┌──

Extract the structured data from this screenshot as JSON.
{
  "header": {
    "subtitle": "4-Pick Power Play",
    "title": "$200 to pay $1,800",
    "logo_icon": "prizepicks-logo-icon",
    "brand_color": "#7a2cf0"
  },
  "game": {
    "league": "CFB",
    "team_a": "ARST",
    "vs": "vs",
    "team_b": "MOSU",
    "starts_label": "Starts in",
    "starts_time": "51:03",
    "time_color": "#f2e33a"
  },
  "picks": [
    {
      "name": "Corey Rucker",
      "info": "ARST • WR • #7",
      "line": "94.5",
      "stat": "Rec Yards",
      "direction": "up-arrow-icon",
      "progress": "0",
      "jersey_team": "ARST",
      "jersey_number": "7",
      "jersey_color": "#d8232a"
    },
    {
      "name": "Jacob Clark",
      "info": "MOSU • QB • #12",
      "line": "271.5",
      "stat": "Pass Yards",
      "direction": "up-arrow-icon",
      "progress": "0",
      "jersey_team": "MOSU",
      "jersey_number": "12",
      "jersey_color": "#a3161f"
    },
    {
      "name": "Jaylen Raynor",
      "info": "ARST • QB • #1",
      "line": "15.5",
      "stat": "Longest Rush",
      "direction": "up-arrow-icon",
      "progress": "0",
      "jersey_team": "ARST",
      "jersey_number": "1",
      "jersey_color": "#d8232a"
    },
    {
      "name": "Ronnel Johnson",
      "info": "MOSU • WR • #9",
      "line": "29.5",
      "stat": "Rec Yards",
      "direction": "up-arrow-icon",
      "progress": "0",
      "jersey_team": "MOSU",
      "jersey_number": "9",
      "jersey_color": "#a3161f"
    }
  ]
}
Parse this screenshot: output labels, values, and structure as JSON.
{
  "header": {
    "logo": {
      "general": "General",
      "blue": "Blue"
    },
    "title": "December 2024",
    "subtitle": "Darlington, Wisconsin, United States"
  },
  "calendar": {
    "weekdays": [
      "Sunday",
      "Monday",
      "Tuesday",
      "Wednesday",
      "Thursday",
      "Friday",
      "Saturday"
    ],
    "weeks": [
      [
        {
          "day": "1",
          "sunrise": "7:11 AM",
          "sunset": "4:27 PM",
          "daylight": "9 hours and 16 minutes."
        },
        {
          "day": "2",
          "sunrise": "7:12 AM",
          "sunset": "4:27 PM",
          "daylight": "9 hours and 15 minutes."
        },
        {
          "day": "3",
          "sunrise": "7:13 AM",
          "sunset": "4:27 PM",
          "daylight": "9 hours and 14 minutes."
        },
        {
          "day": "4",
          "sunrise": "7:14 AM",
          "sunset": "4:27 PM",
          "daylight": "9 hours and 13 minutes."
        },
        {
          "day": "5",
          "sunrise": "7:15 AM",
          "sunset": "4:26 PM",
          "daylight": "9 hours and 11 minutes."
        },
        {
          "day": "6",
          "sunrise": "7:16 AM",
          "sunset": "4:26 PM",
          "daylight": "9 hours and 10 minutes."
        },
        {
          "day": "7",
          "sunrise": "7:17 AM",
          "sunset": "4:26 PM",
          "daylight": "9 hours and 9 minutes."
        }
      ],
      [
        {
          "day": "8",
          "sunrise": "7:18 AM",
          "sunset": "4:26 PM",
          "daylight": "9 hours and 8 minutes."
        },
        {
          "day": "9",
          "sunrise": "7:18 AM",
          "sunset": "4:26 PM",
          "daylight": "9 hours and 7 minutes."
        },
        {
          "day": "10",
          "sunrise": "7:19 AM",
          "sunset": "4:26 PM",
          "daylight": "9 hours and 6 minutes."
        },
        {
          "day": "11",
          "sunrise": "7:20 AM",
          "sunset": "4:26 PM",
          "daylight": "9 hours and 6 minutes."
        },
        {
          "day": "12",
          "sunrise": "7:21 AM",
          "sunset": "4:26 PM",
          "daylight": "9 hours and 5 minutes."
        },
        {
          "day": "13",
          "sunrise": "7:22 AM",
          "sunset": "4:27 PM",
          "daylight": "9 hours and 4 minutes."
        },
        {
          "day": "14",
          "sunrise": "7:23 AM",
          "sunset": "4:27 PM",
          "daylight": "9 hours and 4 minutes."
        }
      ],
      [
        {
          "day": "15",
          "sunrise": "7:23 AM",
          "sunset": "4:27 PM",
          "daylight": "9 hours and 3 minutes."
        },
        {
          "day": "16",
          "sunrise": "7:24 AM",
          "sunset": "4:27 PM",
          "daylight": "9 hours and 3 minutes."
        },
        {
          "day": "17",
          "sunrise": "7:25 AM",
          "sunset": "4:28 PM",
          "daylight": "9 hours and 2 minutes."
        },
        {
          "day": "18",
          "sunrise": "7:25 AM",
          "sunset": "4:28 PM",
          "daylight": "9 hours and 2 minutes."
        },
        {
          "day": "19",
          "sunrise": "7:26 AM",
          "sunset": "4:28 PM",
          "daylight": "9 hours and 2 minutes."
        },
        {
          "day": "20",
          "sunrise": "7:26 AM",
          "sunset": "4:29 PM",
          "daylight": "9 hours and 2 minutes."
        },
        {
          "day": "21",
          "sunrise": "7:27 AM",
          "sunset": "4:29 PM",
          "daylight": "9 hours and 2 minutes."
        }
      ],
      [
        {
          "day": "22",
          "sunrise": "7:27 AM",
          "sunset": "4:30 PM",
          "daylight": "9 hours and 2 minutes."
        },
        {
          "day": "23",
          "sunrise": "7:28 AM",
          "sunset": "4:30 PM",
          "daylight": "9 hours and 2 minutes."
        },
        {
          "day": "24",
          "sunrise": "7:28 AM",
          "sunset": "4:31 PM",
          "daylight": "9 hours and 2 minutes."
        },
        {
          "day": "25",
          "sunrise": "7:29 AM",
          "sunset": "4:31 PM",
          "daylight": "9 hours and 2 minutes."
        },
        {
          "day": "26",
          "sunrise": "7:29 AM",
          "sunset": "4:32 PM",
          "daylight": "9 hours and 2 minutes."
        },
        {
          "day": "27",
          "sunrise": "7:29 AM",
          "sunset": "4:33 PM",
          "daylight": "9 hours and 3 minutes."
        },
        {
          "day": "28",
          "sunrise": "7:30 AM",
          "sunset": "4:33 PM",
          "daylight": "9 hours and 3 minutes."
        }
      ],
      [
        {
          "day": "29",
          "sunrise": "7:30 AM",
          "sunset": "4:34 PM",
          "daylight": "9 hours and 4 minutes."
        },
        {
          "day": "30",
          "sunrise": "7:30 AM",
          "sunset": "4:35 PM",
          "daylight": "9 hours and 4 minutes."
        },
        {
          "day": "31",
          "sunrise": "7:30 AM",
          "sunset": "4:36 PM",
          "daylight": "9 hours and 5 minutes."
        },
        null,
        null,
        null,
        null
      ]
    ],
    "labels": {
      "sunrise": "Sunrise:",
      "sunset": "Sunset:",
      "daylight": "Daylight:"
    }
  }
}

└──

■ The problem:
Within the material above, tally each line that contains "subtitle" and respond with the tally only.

■ Reply:
2